The US has laws and courts to assess whether specific charges are transgressions of the law, and to meter out appropriate punishment. It certainly could be that both Rice and Peterson violated laws which should carry with it jail time. That verdict belongs in the courts, not on the playing field.

The NFL never the less has found it necessary to run a parallel “court system”. Standing before cameras, the NFL professes its abhorrence of these acts and sanctimoniously says that behavior has no place in the NFL. These players cannot be part of the NFL until they have spent some time in the penalty box (suspension, behavior treatment). Hmmm.

I wonder why the NFL trains cameras on pass receivers and line men who are poised to sack the quarterback and then replays the biggest and harshest take downs until the next week’s killer plays are ready.

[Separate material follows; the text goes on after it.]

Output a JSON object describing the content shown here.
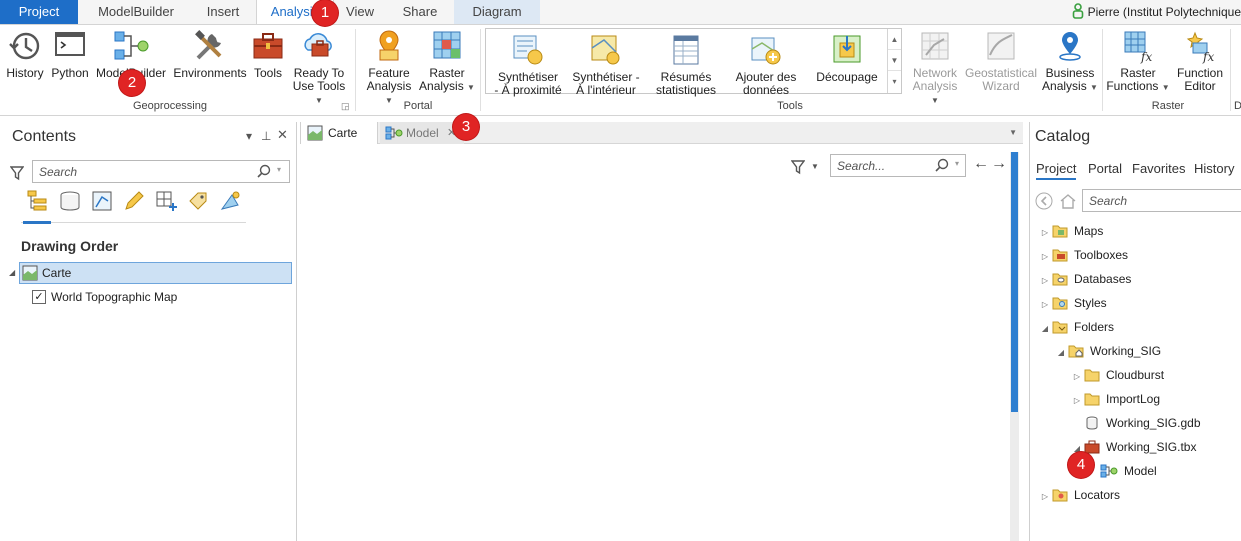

American law has long held that someone is innocent until proven guilty. The NFL apparently feels it can act when the tide of public opinion might reduce the barrels of money flowing in.  Proof: a comment from a advertiser. Hmmm.

Domestic violence, unfortunately, is just the tip of the ice berg. The NFL is populated with real people, many who find it difficult to leave violence to the playing field. There is also a long history of celebrity entrapment where someone seeking fame or money (or both) entraps a player in some compromising situation.

Sorting out “he said, she said” is simply not straight forward. Again, however, there are courts to settle these cases. The NFL is not needed.

At this point, it would appear

  • The NFL has no internal moral compass and its apparent loss of clear cut rules on socially unacceptable or criminal behavior is no accident.
  • Players are just tools of labor and expendable on a whim.
  • The NFL has a low opinion of the public and demonstrates this each time it reacts to some interest group or large sponsor.

The NFL will get through this controversy and adopt a set of conduct standards which will spell out acceptable behavior. If, however, the NFL continues to adjust its conduct standards given the next politically correct group’s preferences, the NFL will lose its way and decline from the number one entertainment spot.

Whether Roger Goodell will continue as the commissioner is irrelevant. The Owners, who are a big portion of the problem, will most likely fire Goodell if there team value decreases, and not whether Goodell leads them successfully through this transition phase.

Hmmm, not much of a compass.